Before heading to Taiwan, a place I know little about, several friends let me in on some home truths. On this beguiling little island, a stone's throw from mainland China, I will encounter not only excellent food but friendly people. They were right: I've never eaten so many different types of mushroom and in so many different ways, along with other piquant and succulent delicacies in multi-course meals, while I find the people courteous and polite in an old-fashioned way that is neither gushing nor effusive. Just right.
But what I don't expect in Taipei, the capital city of 2.7 million people and plenty of high-rise, are dozens of hot springs and a culture of open-air bathing.
Beitou, the northernmost of Taipei's 12 districts located at the foot of Danfeng Mountain, is a volcanic crater called the Thermal Valley.

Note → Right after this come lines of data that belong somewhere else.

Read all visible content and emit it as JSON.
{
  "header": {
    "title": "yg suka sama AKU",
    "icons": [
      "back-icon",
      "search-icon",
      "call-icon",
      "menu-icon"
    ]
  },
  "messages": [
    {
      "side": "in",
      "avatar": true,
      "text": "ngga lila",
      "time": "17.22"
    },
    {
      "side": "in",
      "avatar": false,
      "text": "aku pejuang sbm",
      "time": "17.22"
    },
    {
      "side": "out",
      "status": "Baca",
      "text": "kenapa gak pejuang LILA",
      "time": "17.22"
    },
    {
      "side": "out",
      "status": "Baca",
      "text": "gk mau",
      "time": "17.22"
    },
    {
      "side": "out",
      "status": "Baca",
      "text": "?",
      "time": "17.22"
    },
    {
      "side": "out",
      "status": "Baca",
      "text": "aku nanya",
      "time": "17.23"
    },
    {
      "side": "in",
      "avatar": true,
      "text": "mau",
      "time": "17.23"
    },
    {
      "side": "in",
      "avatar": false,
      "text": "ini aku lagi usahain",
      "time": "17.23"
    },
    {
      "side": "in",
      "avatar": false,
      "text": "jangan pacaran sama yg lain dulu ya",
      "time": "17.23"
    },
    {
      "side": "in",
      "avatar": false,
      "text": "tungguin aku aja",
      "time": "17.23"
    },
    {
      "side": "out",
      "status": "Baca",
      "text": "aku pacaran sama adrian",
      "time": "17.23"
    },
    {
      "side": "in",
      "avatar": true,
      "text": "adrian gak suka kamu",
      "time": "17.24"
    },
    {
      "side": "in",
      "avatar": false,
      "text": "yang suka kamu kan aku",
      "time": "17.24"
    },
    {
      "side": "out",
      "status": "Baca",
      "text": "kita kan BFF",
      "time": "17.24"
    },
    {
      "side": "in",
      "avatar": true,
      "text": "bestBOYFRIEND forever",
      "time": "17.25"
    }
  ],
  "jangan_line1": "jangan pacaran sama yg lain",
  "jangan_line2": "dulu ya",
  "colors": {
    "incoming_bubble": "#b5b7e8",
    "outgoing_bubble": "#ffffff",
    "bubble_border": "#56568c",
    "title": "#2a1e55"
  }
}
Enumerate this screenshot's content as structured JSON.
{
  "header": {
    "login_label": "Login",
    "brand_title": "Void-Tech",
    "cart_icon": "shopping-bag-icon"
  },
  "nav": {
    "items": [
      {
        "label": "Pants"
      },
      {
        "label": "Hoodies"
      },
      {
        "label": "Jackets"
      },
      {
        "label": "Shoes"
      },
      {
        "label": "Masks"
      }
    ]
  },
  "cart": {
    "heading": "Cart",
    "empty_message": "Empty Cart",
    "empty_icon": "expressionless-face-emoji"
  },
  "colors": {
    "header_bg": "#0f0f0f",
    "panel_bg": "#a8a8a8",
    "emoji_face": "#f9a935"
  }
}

Nicknamed "Hell Valley" by locals, this hotspot just 30 minutes from the city centre, has one of the largest concentrations of hot springs in the world.
I know nothing of this steamy wonderland when my small group of travellers sets off to the Gaia Hotel for what is billed as a "hot springs experience". I love a trip to a day spa more than anyone, but I am uncertain about the protocol. Will this be a naked outdoor immersion with other participants or does one require a swimsuit?
Taiwan's bathing culture dates to the Japanese occupation of the island, a 50-year period from 1895. The colonial rulers introduced their beloved onsen to Taiwan and in 1913 opened a Japanese-style public bathhouse in Beitou Park, a green space bordering the Thermal Valley. Today the historic bathhouse has become the Hot Springs Museum, however, a new six-pool public facility replaced it in 1991 and today there are some 40 spa hotels within walking distance of the park.
The Gaia Hotel, named for the Greek earth goddess, is exquisite. We are ushered into the hotel's four-storey atrium with walls lined with more than 4000 books. A stunning fibre-optic chandelier of 1134 crystal balls dangles from the ceiling. Called the Library, it's the hotel lobby, and despite the opulent light fitting, it has a rather Scandinavian minimalist design. It's a place I could easily linger, happily leafing through a few of the books.
But the spa hostesses appear, and the bathing mystery is soon revealed. The 10 of us is each escorted to an individual hot springs room. Although the Gaia's staff speak little English, we quickly get the idea that this is a very private soak (no swimsuit needed); a time to simply relax and do as we please. The attendant points to a phone in the spa room and indicates she'll ring me in 90 minutes.
What absolute bliss I think to loll about in a bath after several days of sightseeing where I caught bullet trains and ate far too much.
The deep tub, which is meant for two, takes a while to fill with the piping hot water from the sulphur-heated thermal valley. There's a wooden scoop for personal dousing, a bunch of soft towels, slippers and a hair dryer. There's nothing to do but wallow in my personal bathhouse, which is one of 20 available for hire by non-hotel guests. Time slips away but as it's a little too steamy, I am already dressed and drying my hair by the time the phone rings. Ninety minutes in that tub would give anyone prune skin and quite possibly, palpitations. An hour is just perfect.
Cathay Pacific flies to Taipei via Hong Kong daily. See cathypacific.com
China Airlines has direct flights from Sydney and Melbourne. See china-airlines.com/au/en
The Gaia Hotel, Beitou has 48 rooms, each with a private hot springs bath. Private baths for non-guests cost US$85 (A$123) for 90 minutes for two people. The hotel will pick up guests from the nearby Xinbeitou metro station. See thegaiahotel.com/en/
Caroline Gladstone travelled courtesy of the Ministry of Foreign Affairs, Taiwan.